(Beginning of Record set)
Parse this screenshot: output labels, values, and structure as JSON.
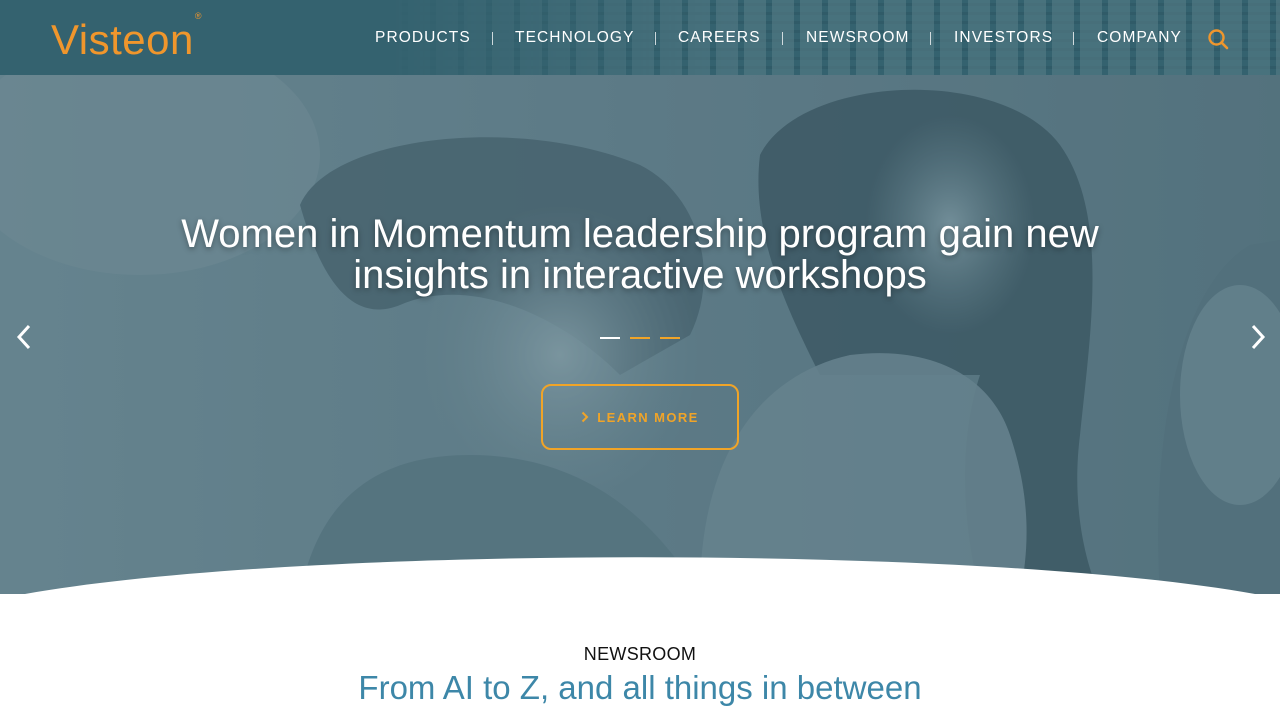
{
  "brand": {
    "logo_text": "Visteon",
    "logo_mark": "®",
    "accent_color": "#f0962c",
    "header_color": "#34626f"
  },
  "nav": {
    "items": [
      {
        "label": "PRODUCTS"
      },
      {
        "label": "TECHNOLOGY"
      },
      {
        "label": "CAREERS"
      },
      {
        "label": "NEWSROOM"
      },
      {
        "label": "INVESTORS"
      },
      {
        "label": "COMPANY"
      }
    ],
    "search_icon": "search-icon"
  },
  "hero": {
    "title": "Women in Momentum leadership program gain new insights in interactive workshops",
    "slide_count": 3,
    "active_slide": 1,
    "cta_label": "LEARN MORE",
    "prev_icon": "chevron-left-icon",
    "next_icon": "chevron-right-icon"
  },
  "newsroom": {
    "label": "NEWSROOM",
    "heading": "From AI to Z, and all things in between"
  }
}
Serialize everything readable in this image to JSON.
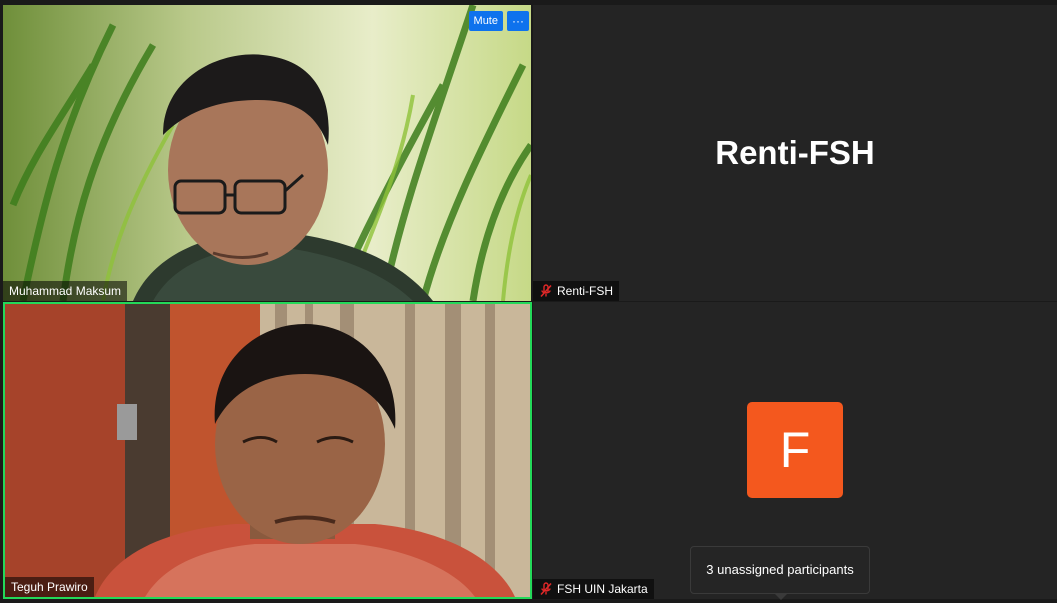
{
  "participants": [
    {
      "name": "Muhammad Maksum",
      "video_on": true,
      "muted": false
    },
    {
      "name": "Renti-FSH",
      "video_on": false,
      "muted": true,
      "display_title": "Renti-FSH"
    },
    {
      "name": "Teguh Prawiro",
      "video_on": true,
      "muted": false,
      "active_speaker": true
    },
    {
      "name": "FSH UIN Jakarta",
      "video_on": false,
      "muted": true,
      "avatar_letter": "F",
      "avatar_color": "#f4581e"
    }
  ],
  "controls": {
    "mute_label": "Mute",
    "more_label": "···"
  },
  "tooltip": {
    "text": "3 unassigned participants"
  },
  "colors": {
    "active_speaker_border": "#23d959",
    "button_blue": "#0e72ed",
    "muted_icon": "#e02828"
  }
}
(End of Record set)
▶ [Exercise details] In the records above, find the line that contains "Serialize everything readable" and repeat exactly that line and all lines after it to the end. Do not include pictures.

▶ [Task response]
Serialize everything readable in this image to JSON.
{
  "participants": [
    {
      "name": "Muhammad Maksum",
      "video_on": true,
      "muted": false
    },
    {
      "name": "Renti-FSH",
      "video_on": false,
      "muted": true,
      "display_title": "Renti-FSH"
    },
    {
      "name": "Teguh Prawiro",
      "video_on": true,
      "muted": false,
      "active_speaker": true
    },
    {
      "name": "FSH UIN Jakarta",
      "video_on": false,
      "muted": true,
      "avatar_letter": "F",
      "avatar_color": "#f4581e"
    }
  ],
  "controls": {
    "mute_label": "Mute",
    "more_label": "···"
  },
  "tooltip": {
    "text": "3 unassigned participants"
  },
  "colors": {
    "active_speaker_border": "#23d959",
    "button_blue": "#0e72ed",
    "muted_icon": "#e02828"
  }
}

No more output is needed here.